*** Begin section ***

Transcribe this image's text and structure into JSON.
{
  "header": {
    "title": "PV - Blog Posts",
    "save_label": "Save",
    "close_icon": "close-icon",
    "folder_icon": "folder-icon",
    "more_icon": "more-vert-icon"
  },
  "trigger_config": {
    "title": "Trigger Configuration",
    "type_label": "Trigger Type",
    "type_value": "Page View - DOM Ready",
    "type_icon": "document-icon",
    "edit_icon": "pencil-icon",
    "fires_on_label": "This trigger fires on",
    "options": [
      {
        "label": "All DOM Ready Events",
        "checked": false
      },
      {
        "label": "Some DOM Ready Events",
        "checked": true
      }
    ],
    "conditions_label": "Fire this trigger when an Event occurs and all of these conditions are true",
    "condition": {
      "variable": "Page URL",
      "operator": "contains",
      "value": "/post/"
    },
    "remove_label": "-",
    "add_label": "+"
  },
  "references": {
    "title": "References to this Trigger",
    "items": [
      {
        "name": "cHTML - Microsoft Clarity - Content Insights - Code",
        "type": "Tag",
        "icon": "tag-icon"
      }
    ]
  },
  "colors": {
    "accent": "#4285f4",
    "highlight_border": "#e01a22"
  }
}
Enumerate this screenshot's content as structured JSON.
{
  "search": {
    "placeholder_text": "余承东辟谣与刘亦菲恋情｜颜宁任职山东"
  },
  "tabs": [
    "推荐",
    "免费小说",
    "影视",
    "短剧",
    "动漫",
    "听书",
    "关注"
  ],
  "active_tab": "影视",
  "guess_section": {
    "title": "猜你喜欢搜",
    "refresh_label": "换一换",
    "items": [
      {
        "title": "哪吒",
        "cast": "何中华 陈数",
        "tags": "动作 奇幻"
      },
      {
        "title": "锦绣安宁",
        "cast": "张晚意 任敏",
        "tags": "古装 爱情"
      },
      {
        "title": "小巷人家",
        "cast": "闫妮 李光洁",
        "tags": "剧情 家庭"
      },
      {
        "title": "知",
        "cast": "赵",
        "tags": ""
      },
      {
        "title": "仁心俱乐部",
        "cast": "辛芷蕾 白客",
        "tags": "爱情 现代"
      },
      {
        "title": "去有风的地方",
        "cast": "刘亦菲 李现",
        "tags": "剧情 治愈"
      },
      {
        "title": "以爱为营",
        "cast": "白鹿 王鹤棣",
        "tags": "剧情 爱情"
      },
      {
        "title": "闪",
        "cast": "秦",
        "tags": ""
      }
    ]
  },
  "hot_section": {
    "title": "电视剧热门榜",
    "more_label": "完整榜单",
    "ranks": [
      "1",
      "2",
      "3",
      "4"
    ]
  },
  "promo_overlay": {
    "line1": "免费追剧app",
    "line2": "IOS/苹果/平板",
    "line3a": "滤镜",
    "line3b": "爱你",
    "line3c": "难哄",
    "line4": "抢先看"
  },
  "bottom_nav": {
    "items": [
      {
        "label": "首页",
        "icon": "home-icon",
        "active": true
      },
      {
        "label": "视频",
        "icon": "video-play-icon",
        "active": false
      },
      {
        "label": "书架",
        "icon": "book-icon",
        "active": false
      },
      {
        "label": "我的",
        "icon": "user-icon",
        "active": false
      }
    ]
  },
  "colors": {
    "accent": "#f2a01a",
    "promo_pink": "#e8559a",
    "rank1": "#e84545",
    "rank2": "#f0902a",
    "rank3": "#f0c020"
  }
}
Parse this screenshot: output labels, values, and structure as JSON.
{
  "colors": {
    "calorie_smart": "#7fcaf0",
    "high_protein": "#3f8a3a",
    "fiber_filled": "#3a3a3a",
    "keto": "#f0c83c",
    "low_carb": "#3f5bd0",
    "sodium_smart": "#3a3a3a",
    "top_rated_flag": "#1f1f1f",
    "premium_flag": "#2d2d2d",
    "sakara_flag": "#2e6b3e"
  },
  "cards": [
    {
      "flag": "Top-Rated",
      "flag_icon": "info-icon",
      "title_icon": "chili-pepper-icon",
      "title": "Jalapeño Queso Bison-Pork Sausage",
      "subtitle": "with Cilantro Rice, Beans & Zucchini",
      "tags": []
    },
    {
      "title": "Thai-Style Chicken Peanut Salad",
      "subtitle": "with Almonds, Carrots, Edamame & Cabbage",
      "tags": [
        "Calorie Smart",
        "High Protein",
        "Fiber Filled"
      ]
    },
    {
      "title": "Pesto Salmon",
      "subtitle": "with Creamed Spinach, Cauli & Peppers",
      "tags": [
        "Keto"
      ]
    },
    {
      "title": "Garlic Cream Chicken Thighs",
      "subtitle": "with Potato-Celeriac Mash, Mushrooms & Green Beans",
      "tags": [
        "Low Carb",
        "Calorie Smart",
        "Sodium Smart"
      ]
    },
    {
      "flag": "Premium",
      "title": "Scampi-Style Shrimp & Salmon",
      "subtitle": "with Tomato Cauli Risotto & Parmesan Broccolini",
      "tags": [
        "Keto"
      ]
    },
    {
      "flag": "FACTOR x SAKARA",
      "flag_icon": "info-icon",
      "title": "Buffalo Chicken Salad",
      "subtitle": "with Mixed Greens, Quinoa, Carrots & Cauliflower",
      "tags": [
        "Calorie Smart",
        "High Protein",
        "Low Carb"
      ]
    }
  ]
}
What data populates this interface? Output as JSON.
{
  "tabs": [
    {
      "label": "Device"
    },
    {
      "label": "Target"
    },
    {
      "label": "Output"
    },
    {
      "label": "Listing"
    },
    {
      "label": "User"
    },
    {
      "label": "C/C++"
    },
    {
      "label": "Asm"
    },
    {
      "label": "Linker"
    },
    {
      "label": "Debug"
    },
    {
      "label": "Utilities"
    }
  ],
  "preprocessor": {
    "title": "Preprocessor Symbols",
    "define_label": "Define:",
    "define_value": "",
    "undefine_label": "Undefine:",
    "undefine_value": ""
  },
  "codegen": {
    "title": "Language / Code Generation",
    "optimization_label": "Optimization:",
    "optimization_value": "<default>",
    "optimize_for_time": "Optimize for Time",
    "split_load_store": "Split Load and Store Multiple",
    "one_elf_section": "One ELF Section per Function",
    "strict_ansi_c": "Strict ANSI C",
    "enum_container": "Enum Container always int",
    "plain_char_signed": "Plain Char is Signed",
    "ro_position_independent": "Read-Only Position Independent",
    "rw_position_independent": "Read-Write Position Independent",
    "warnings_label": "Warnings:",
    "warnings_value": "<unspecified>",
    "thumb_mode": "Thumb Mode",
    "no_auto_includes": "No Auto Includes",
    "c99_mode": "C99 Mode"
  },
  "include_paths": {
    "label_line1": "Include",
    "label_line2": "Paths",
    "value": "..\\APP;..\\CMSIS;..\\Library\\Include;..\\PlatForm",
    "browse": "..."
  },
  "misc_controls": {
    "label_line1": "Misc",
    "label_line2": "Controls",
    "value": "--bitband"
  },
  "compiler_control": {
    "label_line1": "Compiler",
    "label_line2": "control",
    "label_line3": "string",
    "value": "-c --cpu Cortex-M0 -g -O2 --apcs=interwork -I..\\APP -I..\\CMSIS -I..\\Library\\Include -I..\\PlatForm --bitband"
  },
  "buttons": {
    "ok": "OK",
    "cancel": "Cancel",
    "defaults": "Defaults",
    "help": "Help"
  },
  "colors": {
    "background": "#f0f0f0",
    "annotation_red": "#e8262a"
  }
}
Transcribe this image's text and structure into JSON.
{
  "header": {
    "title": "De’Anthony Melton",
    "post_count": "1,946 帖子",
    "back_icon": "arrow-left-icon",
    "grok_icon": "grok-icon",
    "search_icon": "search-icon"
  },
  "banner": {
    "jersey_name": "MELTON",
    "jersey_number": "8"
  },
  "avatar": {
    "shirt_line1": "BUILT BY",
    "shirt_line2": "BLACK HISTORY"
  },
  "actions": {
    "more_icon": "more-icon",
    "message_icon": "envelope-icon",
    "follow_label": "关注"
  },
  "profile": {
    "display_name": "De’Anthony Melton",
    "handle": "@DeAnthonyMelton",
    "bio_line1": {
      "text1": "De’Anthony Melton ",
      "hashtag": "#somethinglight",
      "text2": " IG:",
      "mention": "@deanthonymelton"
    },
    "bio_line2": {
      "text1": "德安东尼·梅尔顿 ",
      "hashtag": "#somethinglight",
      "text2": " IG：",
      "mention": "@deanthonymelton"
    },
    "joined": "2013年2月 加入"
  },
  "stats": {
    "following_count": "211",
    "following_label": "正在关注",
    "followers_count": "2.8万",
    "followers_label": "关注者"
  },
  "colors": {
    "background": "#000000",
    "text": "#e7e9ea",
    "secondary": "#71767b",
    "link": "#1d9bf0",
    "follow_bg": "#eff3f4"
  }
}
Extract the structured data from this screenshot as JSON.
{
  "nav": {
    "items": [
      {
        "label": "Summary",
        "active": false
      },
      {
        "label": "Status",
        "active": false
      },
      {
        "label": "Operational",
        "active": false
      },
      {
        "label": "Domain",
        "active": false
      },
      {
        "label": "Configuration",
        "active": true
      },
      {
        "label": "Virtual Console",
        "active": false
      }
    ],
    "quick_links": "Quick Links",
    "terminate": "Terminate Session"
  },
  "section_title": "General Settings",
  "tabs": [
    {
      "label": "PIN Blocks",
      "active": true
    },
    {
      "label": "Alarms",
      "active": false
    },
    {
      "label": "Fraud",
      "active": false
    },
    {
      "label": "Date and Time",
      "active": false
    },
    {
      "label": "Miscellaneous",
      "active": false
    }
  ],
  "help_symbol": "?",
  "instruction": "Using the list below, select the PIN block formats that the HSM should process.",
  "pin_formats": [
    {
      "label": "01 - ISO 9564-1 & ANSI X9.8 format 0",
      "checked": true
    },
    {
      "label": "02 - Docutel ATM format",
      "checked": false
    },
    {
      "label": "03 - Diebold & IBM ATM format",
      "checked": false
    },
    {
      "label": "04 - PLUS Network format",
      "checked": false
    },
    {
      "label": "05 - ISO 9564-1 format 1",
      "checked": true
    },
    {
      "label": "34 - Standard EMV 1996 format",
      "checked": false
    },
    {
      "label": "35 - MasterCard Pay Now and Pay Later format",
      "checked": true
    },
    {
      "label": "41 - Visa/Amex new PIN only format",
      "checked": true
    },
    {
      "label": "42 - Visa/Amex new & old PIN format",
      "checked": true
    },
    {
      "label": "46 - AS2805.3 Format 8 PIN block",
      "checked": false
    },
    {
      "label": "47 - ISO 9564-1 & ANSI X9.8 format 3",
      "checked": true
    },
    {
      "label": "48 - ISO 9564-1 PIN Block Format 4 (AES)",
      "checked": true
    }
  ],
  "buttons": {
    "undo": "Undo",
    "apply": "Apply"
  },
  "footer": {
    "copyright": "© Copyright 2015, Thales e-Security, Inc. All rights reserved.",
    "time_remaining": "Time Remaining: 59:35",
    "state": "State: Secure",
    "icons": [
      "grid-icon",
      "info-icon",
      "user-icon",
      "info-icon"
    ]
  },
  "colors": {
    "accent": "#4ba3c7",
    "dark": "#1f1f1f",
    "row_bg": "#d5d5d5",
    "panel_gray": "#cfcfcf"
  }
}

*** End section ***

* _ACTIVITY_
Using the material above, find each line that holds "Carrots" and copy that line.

* _REPLY_
      "subtitle": "with Almonds, Carrots, Edamame & Cabbage",
      "subtitle": "with Mixed Greens, Quinoa, Carrots & Cauliflower",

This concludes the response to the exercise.